• see, hear, speak no evil, Chris Walkington

    Announcing: Ignorance Studies Listserv

    by  • 26 January, 2014 • 0 Comments

      I’ve set up a JISCMail mailing list for discussion of the social scientific study of ignorance. The list will be publicly archived. To subscribe or contribute, click HERE. Get in touch with me if you have any questions. (The image above is ‘see, hear, speak no evil’ by Chris Walkington, and was the...

    Read more →
    A conversation between Western Christendom and the Mongol Empire: 
Pope Innocent IV sends a mission to Central Asia, carrying one of a series of letters that were exchanged between the pontiffs and the Mongol khans in the thirteenth century. (Source: Wikipedia)

    Speaking Ethically Across Borders Conference: Registration Open!

    by  • 11 December, 2013 • 0 Comments

    Registration is now open for the conference: Speaking Ethically Across Borders: Interdisciplinary Approaches 8-10 January 2014 CRASSH, University of Cambridge With lectures by: Michael Lambek (Toronto) and Simon Coleman (Toronto). Including papers by: Michael Lempert (Michigan), John Marenbon (Cambridge), Carlo Severi (EHESS), Hallvard Lillehammer (Birbeck). ***For registration and further details: http://www.crassh.cam.ac.uk/events/25021 *** ***The Facebook...

    Read more →

    Abby Day’s Believing in Belonging: Review

    by  • 30 June, 2013 • 0 Comments

    believinginbelonging

    Here’s my review of Abby Day’s Believing in Belonging which appeared in last year’s edition of the Journal of Religion and Society. Though I didn’t quite buy the theoretical argument of the book, I thought the substantive work on people’s attitudes towards institutionalised religion, gods, ghosts and fate was fascinating.
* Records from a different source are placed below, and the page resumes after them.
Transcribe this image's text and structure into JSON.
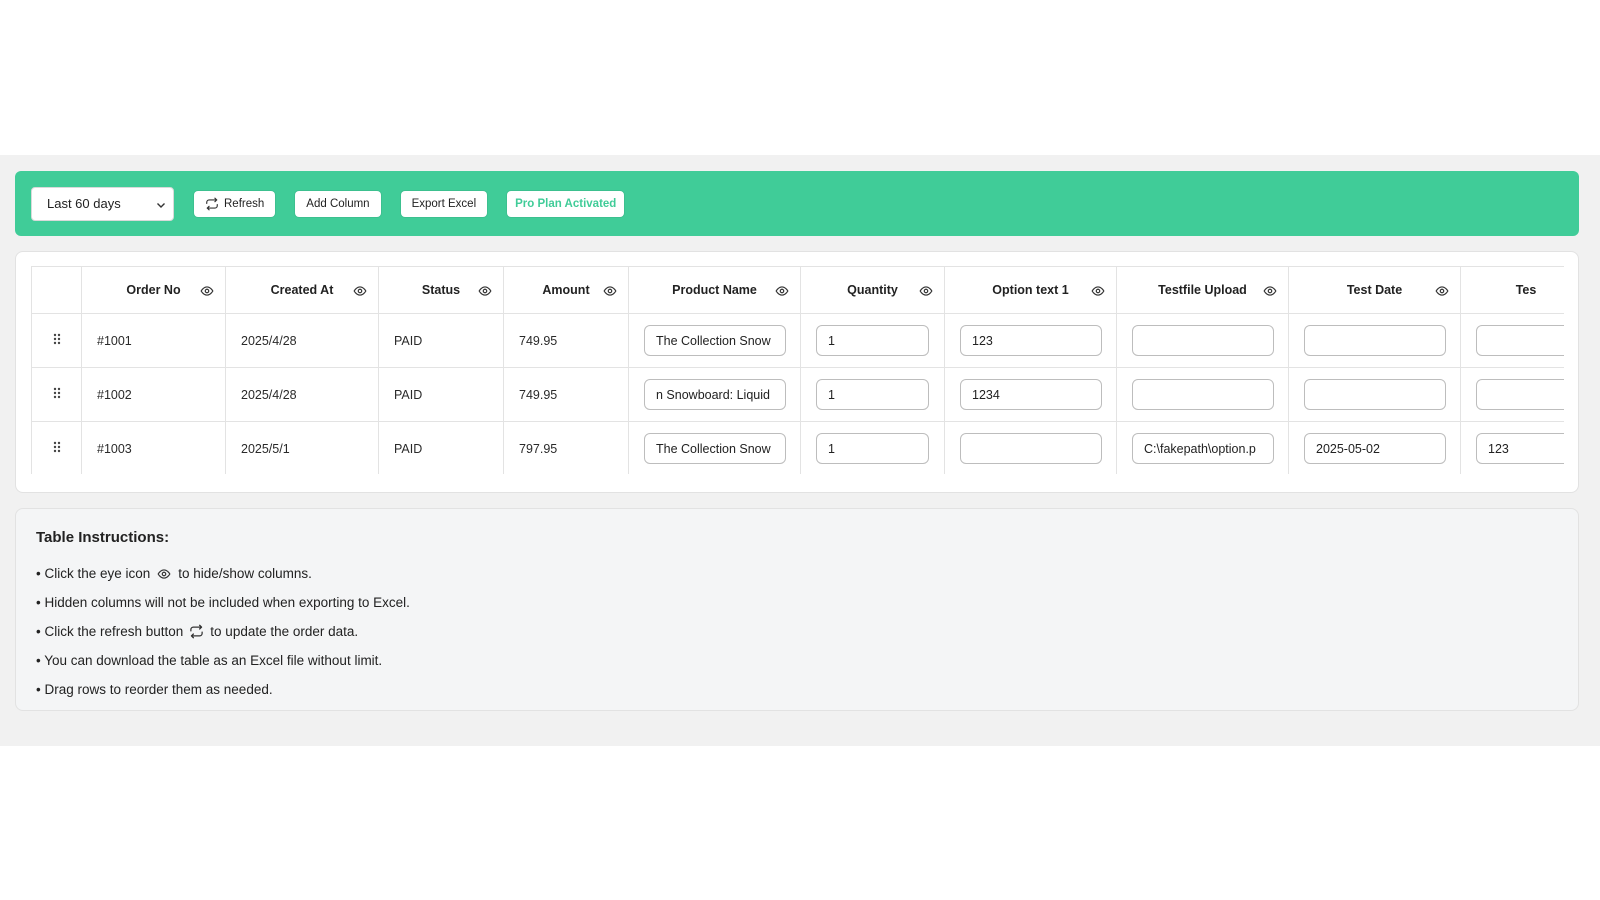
{
  "toolbar": {
    "range_select": "Last 60 days",
    "refresh_label": "Refresh",
    "add_column_label": "Add Column",
    "export_label": "Export Excel",
    "plan_label": "Pro Plan Activated"
  },
  "table": {
    "columns": [
      "Order No",
      "Created At",
      "Status",
      "Amount",
      "Product Name",
      "Quantity",
      "Option text 1",
      "Testfile Upload",
      "Test Date",
      "Tes"
    ],
    "rows": [
      {
        "order_no": "#1001",
        "created_at": "2025/4/28",
        "status": "PAID",
        "amount": "749.95",
        "product_name": "The Collection Snow",
        "quantity": "1",
        "option_text_1": "123",
        "testfile_upload": "",
        "test_date": "",
        "extra": ""
      },
      {
        "order_no": "#1002",
        "created_at": "2025/4/28",
        "status": "PAID",
        "amount": "749.95",
        "product_name": "n Snowboard: Liquid",
        "quantity": "1",
        "option_text_1": "1234",
        "testfile_upload": "",
        "test_date": "",
        "extra": ""
      },
      {
        "order_no": "#1003",
        "created_at": "2025/5/1",
        "status": "PAID",
        "amount": "797.95",
        "product_name": "The Collection Snow",
        "quantity": "1",
        "option_text_1": "",
        "testfile_upload": "C:\\fakepath\\option.p",
        "test_date": "2025-05-02",
        "extra": "123"
      }
    ]
  },
  "instructions": {
    "title": "Table Instructions:",
    "item1_pre": "• Click the eye icon",
    "item1_post": "to hide/show columns.",
    "item2": "• Hidden columns will not be included when exporting to Excel.",
    "item3_pre": "• Click the refresh button",
    "item3_post": "to update the order data.",
    "item4": "• You can download the table as an Excel file without limit.",
    "item5": "• Drag rows to reorder them as needed."
  },
  "colors": {
    "accent": "#40cc98",
    "background": "#f1f1f1",
    "border": "#e3e3e3"
  },
  "icons": [
    "chevron-down-icon",
    "refresh-icon",
    "eye-icon",
    "drag-handle-icon"
  ]
}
The commentary on the...

    Read more →

    Cultures of Belief — post-print version of article

    by  • 10 April, 2013 • 0 Comments

    As promised, here’s a post-print version of my Cultures of Belief article, which was published in Anthropological Theory. cultures-of-belief-post-print The text is identical to the journal version, but the formatting is different — this is the version I’m allowed to distribute according to the publishing agreement. If you have access to the journal, for...

    Read more →

    Literacy, religious renaissance and the ‘morality system’

    by  • 4 April, 2013 • 0 Comments

    Safari ya roho akhera, ‘the journey of the soul into the afterlife’, was published in 1999 by Said Amour Al-Habsy in Oman — image from Becker’s 2009 paper.

    This is a cross-post from ethics.CRASSH. Felicitas Becker on Islamic reformism and Sufi traditionalism in Tanzania I’ve just read two fascinating papers by Felicitas Becker on moral conflict in East Africa. Both papers describe the relationship between Islamist reformers and Sufi-influenced traditionalists in rural Tanzania. Broadly speaking, the Islamists are young, have international connections (though these...

    Read more →

    New blog: ethics.CRASSH

    by  • 28 March, 2013 • 0 Comments

    ethics blog

    I’ve launched a new website as part of my current project at CRASSH. It’s called ethics.CRASSH and at the moment it’s covering the Speaking Ethically Across Borders Project, which has been running as a reading group this year. Several of the participants have already posted commentaries on the texts we’ve been reading. If things...

    Read more →

    Stuart Hall on rootless cosmopolitanism

    by  • 31 January, 2013 • 0 Comments

    Stuart Hall

    Here’s an interesting interview with Stuart Hall, in which he speaks about cosmopolitanism and rootedness — relevant to the previous post: http://www.sms.cam.ac.uk/media/1119965 Pnina Werbner interviewing — I’ve transcribed the most relevant bit below. 23.30 PW: Can you be a cosmopolitan if you don’t have to commitments to a place or people or maybe even...

    Read more →

    Rooted Cosmopolitanism

    by  • 31 January, 2013 • 0 Comments

    Waterhouse-Diogenes

    Tuesday saw the first of a series of reading groups that I’m organizing at CRASSH on the subject of ethical conversations across borders. There will be four sessions this term, each dealing with a different theme, taking in readings from anthropology, sociology, philosophy and history. The first session, on rooted cosmopolitanisms, was based on...

    Read more →

    “Neoliberal is henceforth dead to me”

    by  • 14 December, 2012 • 0 Comments

    Thanks to Theo Kyriakides (@Theo_Kyriakides), who was present at the GDAT debate on neoliberalism for alerting me to a post by Kathleen Fitzpatrick of Pomona College. She writes, I have come to despise the term “neoliberal,” to the extent that I’d really like to see it stricken from academic vocabularies everywhere. It’s less that...

    Read more →